Gov. Andrew  Cuomo delivers a COVID-19 update Nov. 25 in Rochester.
Mike Groll/Office of Gov. Andrew Cuomo
Gov. Andrew Cuomo delivers a COVID-19 update Nov. 25 in Rochester.

Gov. Andrew Cuomo is calling on the federal government to make sure COVID-19 vaccines get to Black, Brown and Asian communities, as well as protect the information of undocumented immigrants who get vaccinated.

Cuomo, as well as a coalition of civil rights groups and other organizations, sent a letter to U.S. Department of Health and Human Services Secretary Alex Azar on Tuesday, urging him to fund state efforts to distribute the vaccine to people of color and those who are low-income.

COVID-19 infection and death rates are significantly higher in these communities, and they are often underserved by private health care facilities, the letter read.

“It’s going to be an extensive effort to outreach to Black, Brown, and poor communities,” Cuomo said. “You’re going to have to partner with Black churches. You’re going to have to go into public housing projects. You’re going to have to run public information campaigns. … There’s no such provision in the federal program. I believe that is discrimination.”

The Department of Health and Human Services thus far has committed $200 million to help states distribute vaccines once they’re available, but that may only be a fraction of what it will to distribute the vaccine. State health agencies nationwide say it will cost them about $8 billion.

Cuomo and the coalition, which includes the NAACP, are also suggesting the federal government modify a vaccine distribution requirement they say could be used to find and deport undocumented immigrants.

Cuomo has been raising concerns about the requirement for several weeks. The federal government is asking states to sign a data-sharing agreement that would provide it with demographic information on anyone who gets a vaccine. The federal agreement suggests that states share residents’ Social Security, driver's license or passport numbers, and the agreement says this data could be given to its federal agencies, including Immigrations and Customs Enforcement.

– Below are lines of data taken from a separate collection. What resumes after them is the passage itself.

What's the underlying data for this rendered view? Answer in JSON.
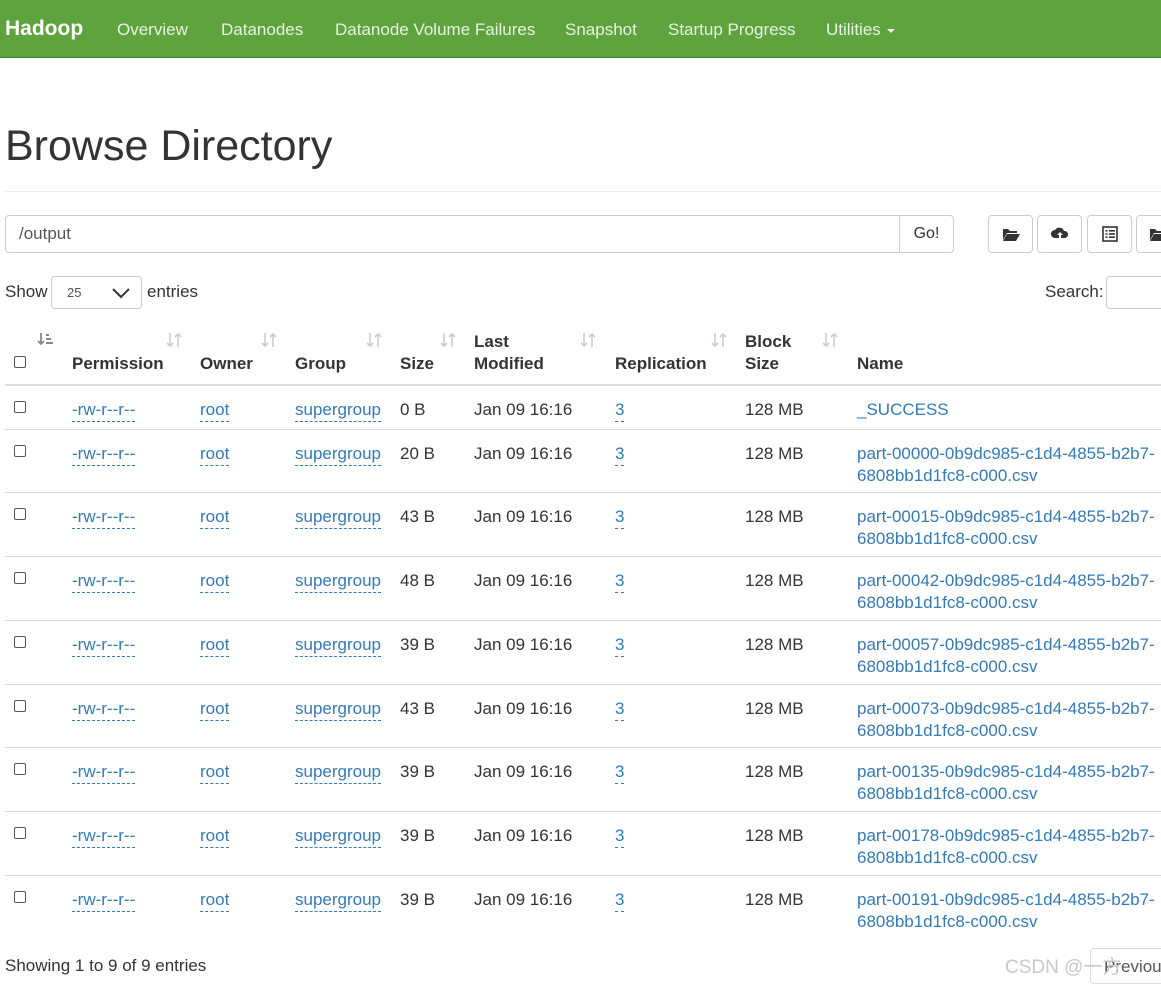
{
  "navbar": {
    "brand": "Hadoop",
    "items": [
      "Overview",
      "Datanodes",
      "Datanode Volume Failures",
      "Snapshot",
      "Startup Progress",
      "Utilities"
    ]
  },
  "page_title": "Browse Directory",
  "path_bar": {
    "value": "/output",
    "go_label": "Go!"
  },
  "toolbar_icons": [
    "folder-open-icon",
    "cloud-upload-icon",
    "list-icon",
    "folder-icon"
  ],
  "length_menu": {
    "show": "Show",
    "value": "25",
    "entries": "entries"
  },
  "search": {
    "label": "Search:"
  },
  "columns": [
    "Permission",
    "Owner",
    "Group",
    "Size",
    "Last Modified",
    "Replication",
    "Block Size",
    "Name"
  ],
  "rows": [
    {
      "permission": "-rw-r--r--",
      "owner": "root",
      "group": "supergroup",
      "size": "0 B",
      "modified": "Jan 09 16:16",
      "replication": "3",
      "block_size": "128 MB",
      "name": "_SUCCESS"
    },
    {
      "permission": "-rw-r--r--",
      "owner": "root",
      "group": "supergroup",
      "size": "20 B",
      "modified": "Jan 09 16:16",
      "replication": "3",
      "block_size": "128 MB",
      "name": "part-00000-0b9dc985-c1d4-4855-b2b7-6808bb1d1fc8-c000.csv"
    },
    {
      "permission": "-rw-r--r--",
      "owner": "root",
      "group": "supergroup",
      "size": "43 B",
      "modified": "Jan 09 16:16",
      "replication": "3",
      "block_size": "128 MB",
      "name": "part-00015-0b9dc985-c1d4-4855-b2b7-6808bb1d1fc8-c000.csv"
    },
    {
      "permission": "-rw-r--r--",
      "owner": "root",
      "group": "supergroup",
      "size": "48 B",
      "modified": "Jan 09 16:16",
      "replication": "3",
      "block_size": "128 MB",
      "name": "part-00042-0b9dc985-c1d4-4855-b2b7-6808bb1d1fc8-c000.csv"
    },
    {
      "permission": "-rw-r--r--",
      "owner": "root",
      "group": "supergroup",
      "size": "39 B",
      "modified": "Jan 09 16:16",
      "replication": "3",
      "block_size": "128 MB",
      "name": "part-00057-0b9dc985-c1d4-4855-b2b7-6808bb1d1fc8-c000.csv"
    },
    {
      "permission": "-rw-r--r--",
      "owner": "root",
      "group": "supergroup",
      "size": "43 B",
      "modified": "Jan 09 16:16",
      "replication": "3",
      "block_size": "128 MB",
      "name": "part-00073-0b9dc985-c1d4-4855-b2b7-6808bb1d1fc8-c000.csv"
    },
    {
      "permission": "-rw-r--r--",
      "owner": "root",
      "group": "supergroup",
      "size": "39 B",
      "modified": "Jan 09 16:16",
      "replication": "3",
      "block_size": "128 MB",
      "name": "part-00135-0b9dc985-c1d4-4855-b2b7-6808bb1d1fc8-c000.csv"
    },
    {
      "permission": "-rw-r--r--",
      "owner": "root",
      "group": "supergroup",
      "size": "39 B",
      "modified": "Jan 09 16:16",
      "replication": "3",
      "block_size": "128 MB",
      "name": "part-00178-0b9dc985-c1d4-4855-b2b7-6808bb1d1fc8-c000.csv"
    },
    {
      "permission": "-rw-r--r--",
      "owner": "root",
      "group": "supergroup",
      "size": "39 B",
      "modified": "Jan 09 16:16",
      "replication": "3",
      "block_size": "128 MB",
      "name": "part-00191-0b9dc985-c1d4-4855-b2b7-6808bb1d1fc8-c000.csv"
    }
  ],
  "footer": {
    "info": "Showing 1 to 9 of 9 entries",
    "previous": "Previou"
  },
  "watermark": "CSDN @一方",
  "colors": {
    "navbar": "#5fa33e",
    "link": "#337ab7"
  }
}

In a plan outlined in Tuesday’s letter, Cuomo suggests a modified agreement that he feels will protect personal information.

It would still track vaccinated people, but keep their Social Security and driver’s science numbers shielded from the federal government, Cuomo said. It also asks the federal government to agree not to share any identification information with non-health agencies.

“There's no reason why you need a Social Security number. We can identify people without using indices of citizenship,” he said. “There's no reason why we have to send citizenship data to HHS about a vaccine.”

Although President-Elect Joe Biden is unlikely to continue this data-sharing requirement once sworn into office next month, Cuomo noted that the Trump administration is asking states to sign the agreement now.

Second, the federal government requires that a Data Sharing Agreement be executed by state governments before commencing the vaccination program.  The current Data Sharing Agreement provided by the federal government requires identification of each person who is vaccinated - the federal government suggests that states use Social Security numbers, driver's license identification numbers, or passport numbers to fulfill this requirement.

Copyright 2020 WBFO

Tom Dinki joined WBFO in August 2019 to cover issues affecting older adults.